1: Sandy Pentland leans closer, raises his bushy eyebrows, and opens his eyes wider. 

“It’s a little disconcerting when I find myself doing it too, almost against my will,” Daniel Coyle writes in The Culture Code: The Secrets of Highly Successful Groups.

Sandy is the Director of the MIT Human Dynamics Lab. He leads a group of scientists “obsessed with understanding the inner workings of group chemistry,” Daniel writes.

“It only works if we’re close enough to physically touch,” Sandy says, smiling at Daniel and leaning back in his chair. 

“Human signaling looks like other animal signaling,” Sandy says. “You can measure interest levels, who the alpha is, who’s cooperating, who’s mimicking, who’s in synchrony. We have these communication channels, and we do it without thinking about it.”

2: Sandy and his colleagues have developed software to analyze group interactions and predict which groups will be successful.

Remember the spaghetti-marshmallow challenge where groups of kindergartners consistently built higher towers than the business school students?

The MIT scientists have used their software to analyze videos of different groups and translated “a river of data from the group’s performance,” Daniel notes, 

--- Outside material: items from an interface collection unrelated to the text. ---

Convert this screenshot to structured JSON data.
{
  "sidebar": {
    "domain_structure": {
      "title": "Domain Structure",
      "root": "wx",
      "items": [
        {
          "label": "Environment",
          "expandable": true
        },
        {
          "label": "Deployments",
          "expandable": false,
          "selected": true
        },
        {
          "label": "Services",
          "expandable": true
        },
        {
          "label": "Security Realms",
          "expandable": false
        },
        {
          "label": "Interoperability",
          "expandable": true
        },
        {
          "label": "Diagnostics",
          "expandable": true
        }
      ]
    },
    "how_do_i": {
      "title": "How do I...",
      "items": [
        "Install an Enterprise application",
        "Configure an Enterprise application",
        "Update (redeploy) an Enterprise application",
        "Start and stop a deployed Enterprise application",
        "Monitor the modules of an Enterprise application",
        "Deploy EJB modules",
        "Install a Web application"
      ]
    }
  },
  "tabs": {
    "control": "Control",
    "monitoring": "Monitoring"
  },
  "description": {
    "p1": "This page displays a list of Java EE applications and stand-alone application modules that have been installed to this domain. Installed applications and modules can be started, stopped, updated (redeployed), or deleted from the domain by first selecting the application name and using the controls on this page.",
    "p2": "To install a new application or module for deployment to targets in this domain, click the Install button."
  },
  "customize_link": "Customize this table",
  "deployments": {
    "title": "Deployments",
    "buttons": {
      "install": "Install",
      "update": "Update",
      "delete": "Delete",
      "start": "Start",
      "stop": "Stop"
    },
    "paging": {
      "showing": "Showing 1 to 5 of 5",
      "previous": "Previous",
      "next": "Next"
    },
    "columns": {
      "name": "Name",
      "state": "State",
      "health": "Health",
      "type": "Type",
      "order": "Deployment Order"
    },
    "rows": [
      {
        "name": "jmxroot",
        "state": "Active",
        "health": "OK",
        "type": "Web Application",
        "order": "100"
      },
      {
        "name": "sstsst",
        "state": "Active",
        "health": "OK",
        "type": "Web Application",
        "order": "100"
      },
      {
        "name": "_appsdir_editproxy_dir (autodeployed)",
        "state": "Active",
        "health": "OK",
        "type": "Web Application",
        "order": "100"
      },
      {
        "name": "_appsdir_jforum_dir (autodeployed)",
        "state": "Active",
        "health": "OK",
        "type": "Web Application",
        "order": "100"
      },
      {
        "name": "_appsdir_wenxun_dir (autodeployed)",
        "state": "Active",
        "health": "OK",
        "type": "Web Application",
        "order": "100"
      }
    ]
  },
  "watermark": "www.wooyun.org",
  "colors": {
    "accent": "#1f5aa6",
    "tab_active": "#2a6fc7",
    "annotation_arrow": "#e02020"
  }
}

The team uses a sociometer, “a small red plastic device the size of a credit card that contains a microphone, GPS, and an array of other sensors,” to measure “the percentage of time each person spends talking, the energy levels of their voices, their speaking rates, the smoothness of turn-taking, the number of interruptions, and the amount each person’s vocal pattern mimics the others,” he writes. 

On the day Daniel visited the MIT lab, the team was analyzing a group of three engineers and a lawyer working on their spaghetti-marshmallow tower

“This group’s performance is probably better than the MBAs but not as good as the kindergarteners,” researcher Oren Lederman comments. “They don’t talk as much, which helps.”

The sociometer “samples the data five times per second and wirelessly streams it to a server, where it is rendered into a series of graphs,” Daniel writes. The sociometer can also “capture proximity and the percentage of time each participant engages in face-to-face contact.” 

3: The scientists use all of this data to measure “belonging cues” that create safe connections in groups. 

Also known as “psychological safety.”

Belonging cues include “proximity, eye contact, energy, mimicry, turn taking, attention, body language, vocal pitch, consistency of emphasis, and whether everyone talks to everyone else in the group,” Daniel writes. 

“Like any language, belonging cues can’t be reduced to an isolated moment but rather consist of a steady pulse of interactions within a social relationship.”

Belonging cues have three essential qualities: 

1: Energy: People invest in the exchange that is occurring 

2: Individualization: People treat each other as unique and valued 

3: Future orientation: People signal that the relationship will continue 

“These cues add up to a message that can be described with a single phrase: You are safe here,” Daniel writes.

“They seek to notify our ever-vigilant brains that they can stop worrying about dangers and shift into connection mode, a condition called psychological safety.”

Modern society as we know it is a very recent development.

“For hundreds of thousands of years, we needed ways to develop cohesion because we depended so much on each other,” Sandy says. “We used signals long before we used language, and our unconscious brains are incredibly attuned to certain types of behaviors.” 

More tomorrow!


Reflection: Think back on a group I was part of that was uber-successful. Describe how that team interacted. 

Action: Focus on creating psychological safety today in my interactions with my team.

What did you think of this post?

Write A Comment